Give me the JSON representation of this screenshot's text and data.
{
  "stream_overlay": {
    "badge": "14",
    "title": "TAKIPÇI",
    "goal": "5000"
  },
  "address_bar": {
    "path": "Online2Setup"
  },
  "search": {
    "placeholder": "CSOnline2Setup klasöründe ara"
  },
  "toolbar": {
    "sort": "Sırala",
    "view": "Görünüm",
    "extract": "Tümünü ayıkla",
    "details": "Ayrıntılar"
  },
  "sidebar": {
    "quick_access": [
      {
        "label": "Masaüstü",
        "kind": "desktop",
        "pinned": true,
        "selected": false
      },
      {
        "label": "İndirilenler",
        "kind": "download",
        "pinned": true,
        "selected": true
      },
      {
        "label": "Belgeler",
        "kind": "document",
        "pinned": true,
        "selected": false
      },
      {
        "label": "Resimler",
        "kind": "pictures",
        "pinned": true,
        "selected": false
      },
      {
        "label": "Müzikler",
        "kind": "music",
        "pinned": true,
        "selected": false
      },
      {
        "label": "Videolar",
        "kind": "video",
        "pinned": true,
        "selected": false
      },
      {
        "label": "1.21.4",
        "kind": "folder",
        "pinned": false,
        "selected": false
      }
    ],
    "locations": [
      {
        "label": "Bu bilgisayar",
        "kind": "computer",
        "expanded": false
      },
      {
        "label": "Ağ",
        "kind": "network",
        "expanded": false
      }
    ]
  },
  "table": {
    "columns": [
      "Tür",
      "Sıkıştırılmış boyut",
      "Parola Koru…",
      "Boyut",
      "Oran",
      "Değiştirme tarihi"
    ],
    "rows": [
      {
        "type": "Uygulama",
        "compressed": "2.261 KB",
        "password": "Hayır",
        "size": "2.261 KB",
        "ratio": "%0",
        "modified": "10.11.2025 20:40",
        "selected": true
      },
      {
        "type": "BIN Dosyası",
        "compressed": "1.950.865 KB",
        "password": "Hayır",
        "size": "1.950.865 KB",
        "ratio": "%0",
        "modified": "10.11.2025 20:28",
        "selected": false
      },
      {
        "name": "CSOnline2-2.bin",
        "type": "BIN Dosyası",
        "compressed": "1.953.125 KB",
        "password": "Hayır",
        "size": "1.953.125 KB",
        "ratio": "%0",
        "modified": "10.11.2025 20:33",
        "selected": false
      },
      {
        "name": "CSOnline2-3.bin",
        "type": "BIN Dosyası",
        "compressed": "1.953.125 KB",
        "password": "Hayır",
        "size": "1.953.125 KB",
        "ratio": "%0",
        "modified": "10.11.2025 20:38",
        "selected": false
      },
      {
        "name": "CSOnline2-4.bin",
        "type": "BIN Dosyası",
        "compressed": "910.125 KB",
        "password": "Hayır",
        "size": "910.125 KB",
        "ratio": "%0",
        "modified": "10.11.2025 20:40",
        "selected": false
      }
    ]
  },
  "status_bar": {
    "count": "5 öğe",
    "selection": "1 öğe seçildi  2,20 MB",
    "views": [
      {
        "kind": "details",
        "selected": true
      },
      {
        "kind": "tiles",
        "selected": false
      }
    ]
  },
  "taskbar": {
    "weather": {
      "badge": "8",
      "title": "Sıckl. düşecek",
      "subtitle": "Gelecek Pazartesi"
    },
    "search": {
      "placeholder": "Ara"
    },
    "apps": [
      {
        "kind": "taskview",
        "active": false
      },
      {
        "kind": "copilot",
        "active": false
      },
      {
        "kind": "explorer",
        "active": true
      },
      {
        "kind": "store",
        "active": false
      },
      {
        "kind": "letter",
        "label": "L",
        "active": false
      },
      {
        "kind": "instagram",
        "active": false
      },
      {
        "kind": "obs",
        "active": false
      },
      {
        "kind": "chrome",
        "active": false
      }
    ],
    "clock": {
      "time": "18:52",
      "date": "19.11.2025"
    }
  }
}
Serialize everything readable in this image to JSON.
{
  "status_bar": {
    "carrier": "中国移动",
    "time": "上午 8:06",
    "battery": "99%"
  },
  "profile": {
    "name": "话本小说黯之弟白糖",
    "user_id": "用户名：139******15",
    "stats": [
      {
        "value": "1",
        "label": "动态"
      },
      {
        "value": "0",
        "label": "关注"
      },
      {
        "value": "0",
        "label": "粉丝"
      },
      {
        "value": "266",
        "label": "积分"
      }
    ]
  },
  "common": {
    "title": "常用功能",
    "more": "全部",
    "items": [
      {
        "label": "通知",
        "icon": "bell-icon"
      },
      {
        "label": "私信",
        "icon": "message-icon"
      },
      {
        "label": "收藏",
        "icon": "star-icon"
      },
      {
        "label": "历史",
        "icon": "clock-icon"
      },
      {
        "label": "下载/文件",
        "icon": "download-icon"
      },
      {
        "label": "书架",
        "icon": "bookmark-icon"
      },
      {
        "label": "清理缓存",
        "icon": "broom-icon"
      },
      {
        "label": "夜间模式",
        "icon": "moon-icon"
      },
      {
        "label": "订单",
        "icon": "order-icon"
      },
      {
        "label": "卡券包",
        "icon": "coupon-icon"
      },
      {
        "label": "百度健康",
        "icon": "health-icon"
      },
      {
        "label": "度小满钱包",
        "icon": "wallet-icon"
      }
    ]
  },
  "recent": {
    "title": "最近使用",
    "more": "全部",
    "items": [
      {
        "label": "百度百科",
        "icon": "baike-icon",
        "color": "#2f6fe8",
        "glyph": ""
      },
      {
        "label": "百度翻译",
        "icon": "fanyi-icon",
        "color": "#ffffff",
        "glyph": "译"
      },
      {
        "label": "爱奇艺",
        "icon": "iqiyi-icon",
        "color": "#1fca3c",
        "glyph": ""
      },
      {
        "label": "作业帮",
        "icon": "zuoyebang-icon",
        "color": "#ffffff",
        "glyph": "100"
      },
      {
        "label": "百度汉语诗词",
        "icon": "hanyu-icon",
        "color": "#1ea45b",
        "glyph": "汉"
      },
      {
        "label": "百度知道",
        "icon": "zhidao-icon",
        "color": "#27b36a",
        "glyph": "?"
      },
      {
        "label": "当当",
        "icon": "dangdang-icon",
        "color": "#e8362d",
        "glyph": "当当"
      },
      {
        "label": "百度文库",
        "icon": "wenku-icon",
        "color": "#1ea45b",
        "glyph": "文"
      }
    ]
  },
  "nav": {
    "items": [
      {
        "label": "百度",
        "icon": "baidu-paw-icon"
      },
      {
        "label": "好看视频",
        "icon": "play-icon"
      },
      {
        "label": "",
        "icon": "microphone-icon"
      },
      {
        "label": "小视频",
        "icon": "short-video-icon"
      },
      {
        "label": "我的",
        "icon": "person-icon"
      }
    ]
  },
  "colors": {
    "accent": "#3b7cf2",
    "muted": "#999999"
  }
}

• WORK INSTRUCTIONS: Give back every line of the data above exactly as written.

• RESULT:
Give me the JSON representation of this screenshot's text and data.
{
  "stream_overlay": {
    "badge": "14",
    "title": "TAKIPÇI",
    "goal": "5000"
  },
  "address_bar": {
    "path": "Online2Setup"
  },
  "search": {
    "placeholder": "CSOnline2Setup klasöründe ara"
  },
  "toolbar": {
    "sort": "Sırala",
    "view": "Görünüm",
    "extract": "Tümünü ayıkla",
    "details": "Ayrıntılar"
  },
  "sidebar": {
    "quick_access": [
      {
        "label": "Masaüstü",
        "kind": "desktop",
        "pinned": true,
        "selected": false
      },
      {
        "label": "İndirilenler",
        "kind": "download",
        "pinned": true,
        "selected": true
      },
      {
        "label": "Belgeler",
        "kind": "document",
        "pinned": true,
        "selected": false
      },
      {
        "label": "Resimler",
        "kind": "pictures",
        "pinned": true,
        "selected": false
      },
      {
        "label": "Müzikler",
        "kind": "music",
        "pinned": true,
        "selected": false
      },
      {
        "label": "Videolar",
        "kind": "video",
        "pinned": true,
        "selected": false
      },
      {
        "label": "1.21.4",
        "kind": "folder",
        "pinned": false,
        "selected": false
      }
    ],
    "locations": [
      {
        "label": "Bu bilgisayar",
        "kind": "computer",
        "expanded": false
      },
      {
        "label": "Ağ",
        "kind": "network",
        "expanded": false
      }
    ]
  },
  "table": {
    "columns": [
      "Tür",
      "Sıkıştırılmış boyut",
      "Parola Koru…",
      "Boyut",
      "Oran",
      "Değiştirme tarihi"
    ],
    "rows": [
      {
        "type": "Uygulama",
        "compressed": "2.261 KB",
        "password": "Hayır",
        "size": "2.261 KB",
        "ratio": "%0",
        "modified": "10.11.2025 20:40",
        "selected": true
      },
      {
        "type": "BIN Dosyası",
        "compressed": "1.950.865 KB",
        "password": "Hayır",
        "size": "1.950.865 KB",
        "ratio": "%0",
        "modified": "10.11.2025 20:28",
        "selected": false
      },
      {
        "name": "CSOnline2-2.bin",
        "type": "BIN Dosyası",
        "compressed": "1.953.125 KB",
        "password": "Hayır",
        "size": "1.953.125 KB",
        "ratio": "%0",
        "modified": "10.11.2025 20:33",
        "selected": false
      },
      {
        "name": "CSOnline2-3.bin",
        "type": "BIN Dosyası",
        "compressed": "1.953.125 KB",
        "password": "Hayır",
        "size": "1.953.125 KB",
        "ratio": "%0",
        "modified": "10.11.2025 20:38",
        "selected": false
      },
      {
        "name": "CSOnline2-4.bin",
        "type": "BIN Dosyası",
        "compressed": "910.125 KB",
        "password": "Hayır",
        "size": "910.125 KB",
        "ratio": "%0",
        "modified": "10.11.2025 20:40",
        "selected": false
      }
    ]
  },
  "status_bar": {
    "count": "5 öğe",
    "selection": "1 öğe seçildi  2,20 MB",
    "views": [
      {
        "kind": "details",
        "selected": true
      },
      {
        "kind": "tiles",
        "selected": false
      }
    ]
  },
  "taskbar": {
    "weather": {
      "badge": "8",
      "title": "Sıckl. düşecek",
      "subtitle": "Gelecek Pazartesi"
    },
    "search": {
      "placeholder": "Ara"
    },
    "apps": [
      {
        "kind": "taskview",
        "active": false
      },
      {
        "kind": "copilot",
        "active": false
      },
      {
        "kind": "explorer",
        "active": true
      },
      {
        "kind": "store",
        "active": false
      },
      {
        "kind": "letter",
        "label": "L",
        "active": false
      },
      {
        "kind": "instagram",
        "active": false
      },
      {
        "kind": "obs",
        "active": false
      },
      {
        "kind": "chrome",
        "active": false
      }
    ],
    "clock": {
      "time": "18:52",
      "date": "19.11.2025"
    }
  }
}
Serialize everything readable in this image to JSON.
{
  "status_bar": {
    "carrier": "中国移动",
    "time": "上午 8:06",
    "battery": "99%"
  },
  "profile": {
    "name": "话本小说黯之弟白糖",
    "user_id": "用户名：139******15",
    "stats": [
      {
        "value": "1",
        "label": "动态"
      },
      {
        "value": "0",
        "label": "关注"
      },
      {
        "value": "0",
        "label": "粉丝"
      },
      {
        "value": "266",
        "label": "积分"
      }
    ]
  },
  "common": {
    "title": "常用功能",
    "more": "全部",
    "items": [
      {
        "label": "通知",
        "icon": "bell-icon"
      },
      {
        "label": "私信",
        "icon": "message-icon"
      },
      {
        "label": "收藏",
        "icon": "star-icon"
      },
      {
        "label": "历史",
        "icon": "clock-icon"
      },
      {
        "label": "下载/文件",
        "icon": "download-icon"
      },
      {
        "label": "书架",
        "icon": "bookmark-icon"
      },
      {
        "label": "清理缓存",
        "icon": "broom-icon"
      },
      {
        "label": "夜间模式",
        "icon": "moon-icon"
      },
      {
        "label": "订单",
        "icon": "order-icon"
      },
      {
        "label": "卡券包",
        "icon": "coupon-icon"
      },
      {
        "label": "百度健康",
        "icon": "health-icon"
      },
      {
        "label": "度小满钱包",
        "icon": "wallet-icon"
      }
    ]
  },
  "recent": {
    "title": "最近使用",
    "more": "全部",
    "items": [
      {
        "label": "百度百科",
        "icon": "baike-icon",
        "color": "#2f6fe8",
        "glyph": ""
      },
      {
        "label": "百度翻译",
        "icon": "fanyi-icon",
        "color": "#ffffff",
        "glyph": "译"
      },
      {
        "label": "爱奇艺",
        "icon": "iqiyi-icon",
        "color": "#1fca3c",
        "glyph": ""
      },
      {
        "label": "作业帮",
        "icon": "zuoyebang-icon",
        "color": "#ffffff",
        "glyph": "100"
      },
      {
        "label": "百度汉语诗词",
        "icon": "hanyu-icon",
        "color": "#1ea45b",
        "glyph": "汉"
      },
      {
        "label": "百度知道",
        "icon": "zhidao-icon",
        "color": "#27b36a",
        "glyph": "?"
      },
      {
        "label": "当当",
        "icon": "dangdang-icon",
        "color": "#e8362d",
        "glyph": "当当"
      },
      {
        "label": "百度文库",
        "icon": "wenku-icon",
        "color": "#1ea45b",
        "glyph": "文"
      }
    ]
  },
  "nav": {
    "items": [
      {
        "label": "百度",
        "icon": "baidu-paw-icon"
      },
      {
        "label": "好看视频",
        "icon": "play-icon"
      },
      {
        "label": "",
        "icon": "microphone-icon"
      },
      {
        "label": "小视频",
        "icon": "short-video-icon"
      },
      {
        "label": "我的",
        "icon": "person-icon"
      }
    ]
  },
  "colors": {
    "accent": "#3b7cf2",
    "muted": "#999999"
  }
}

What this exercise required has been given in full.